- Preparation: 10
- Cooking: 10
- Ready: 20
If you’ve never had soup for breakfast, you should try treating yourself with a bowl of hot miso soup like this one.
- 7 cm dried wakame (seaweed)
- 2 cm piece fresh ginger
- 4 spring onions
- 110 g tofu
- 2 tablespoons sesame oil
- 4 garlic cloves, crushed
- pinch of salt
- 480 ml hot water
- 1–2 tablespoons barley or rice miso
- 2 tablespoons freshly chopped flat-leaf parsley
- freshly squeezed juice of ½ lemon
Soak the wakame in a bowl with 120 ml cold water until soft.
Drain (reserve the water), cut into small pieces and set aside. Peel the fresh ginger and finely mince half of it. Finely grate the other half in a small bowl and keep for later. Chop the spring onions and cut the tofu into small cubes.
In a frying pan, sauté the white part of the spring onions for 1 minute in the sesame oil, then add the garlic, ginger and salt. Sauté a little longer, add the hot water, tofu and set-aside wakame and cover. Bring to the boil, then lower the heat and simmer for 4 minutes. Remove from the heat.
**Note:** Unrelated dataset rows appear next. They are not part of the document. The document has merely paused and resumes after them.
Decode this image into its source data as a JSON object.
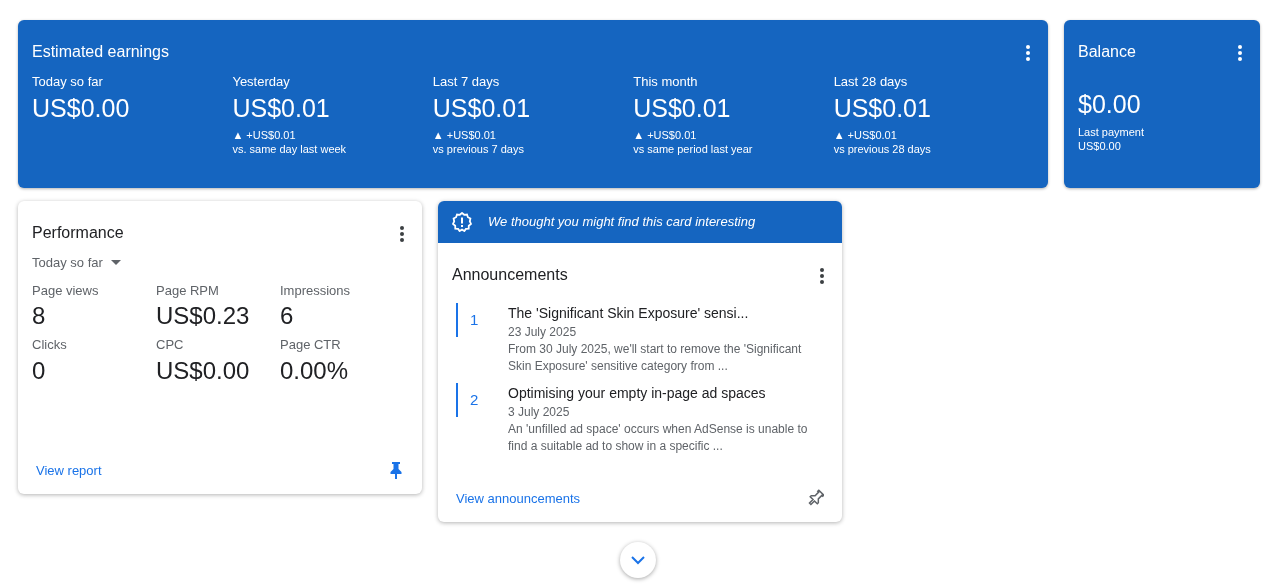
{
  "earnings": {
    "title": "Estimated earnings",
    "periods": [
      {
        "label": "Today so far",
        "amount": "US$0.00"
      },
      {
        "label": "Yesterday",
        "amount": "US$0.01",
        "change": "▲ +US$0.01",
        "comparison": "vs. same day last week"
      },
      {
        "label": "Last 7 days",
        "amount": "US$0.01",
        "change": "▲ +US$0.01",
        "comparison": "vs previous 7 days"
      },
      {
        "label": "This month",
        "amount": "US$0.01",
        "change": "▲ +US$0.01",
        "comparison": "vs same period last year"
      },
      {
        "label": "Last 28 days",
        "amount": "US$0.01",
        "change": "▲ +US$0.01",
        "comparison": "vs previous 28 days"
      }
    ]
  },
  "balance": {
    "title": "Balance",
    "amount": "$0.00",
    "last_payment_label": "Last payment",
    "last_payment": "US$0.00"
  },
  "performance": {
    "title": "Performance",
    "range": "Today so far",
    "pinned": true,
    "link": "View report",
    "metrics": [
      {
        "label": "Page views",
        "value": "8"
      },
      {
        "label": "Page RPM",
        "value": "US$0.23"
      },
      {
        "label": "Impressions",
        "value": "6"
      },
      {
        "label": "Clicks",
        "value": "0"
      },
      {
        "label": "CPC",
        "value": "US$0.00"
      },
      {
        "label": "Page CTR",
        "value": "0.00%"
      }
    ]
  },
  "announcements": {
    "banner": "We thought you might find this card interesting",
    "title": "Announcements",
    "pinned": false,
    "link": "View announcements",
    "items": [
      {
        "number": "1",
        "title": "The 'Significant Skin Exposure' sensi...",
        "date": "23 July 2025",
        "summary": "From 30 July 2025, we'll start to remove the 'Significant Skin Exposure' sensitive category from ..."
      },
      {
        "number": "2",
        "title": "Optimising your empty in-page ad spaces",
        "date": "3 July 2025",
        "summary": "An 'unfilled ad space' occurs when AdSense is unable to find a suitable ad to show in a specific ..."
      }
    ]
  }
}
Pour approximately 60 ml of hot water into a small bowl.
Add the miso and purée really well with a fork, until completely dissolved. Pour back, cover and let sit for 2–3 minutes. Take the grated ginger in your hand and squeeze it to release the juice directly into the hot soup. Discard the remaining ginger pulp. Add the chopped spring onion greens, parsley and lemon juice and serve immediately
Totally Tofu published by Ryland Peters and Small (£9.99)
Photography © Ryland Peters and Small
“If you’ve never had soup for breakfast, you should try treating yourself with a bowl of hot miso soup like this one. In Japan, miso soup is traditionally served for breakfast, accompanied by rice and pickled vegetables. Don’t forget that you can combine different kinds of miso in the same soup. Or, in the warmer weather, you may want to try substituting darker miso pastes with the milder sweet white miso.”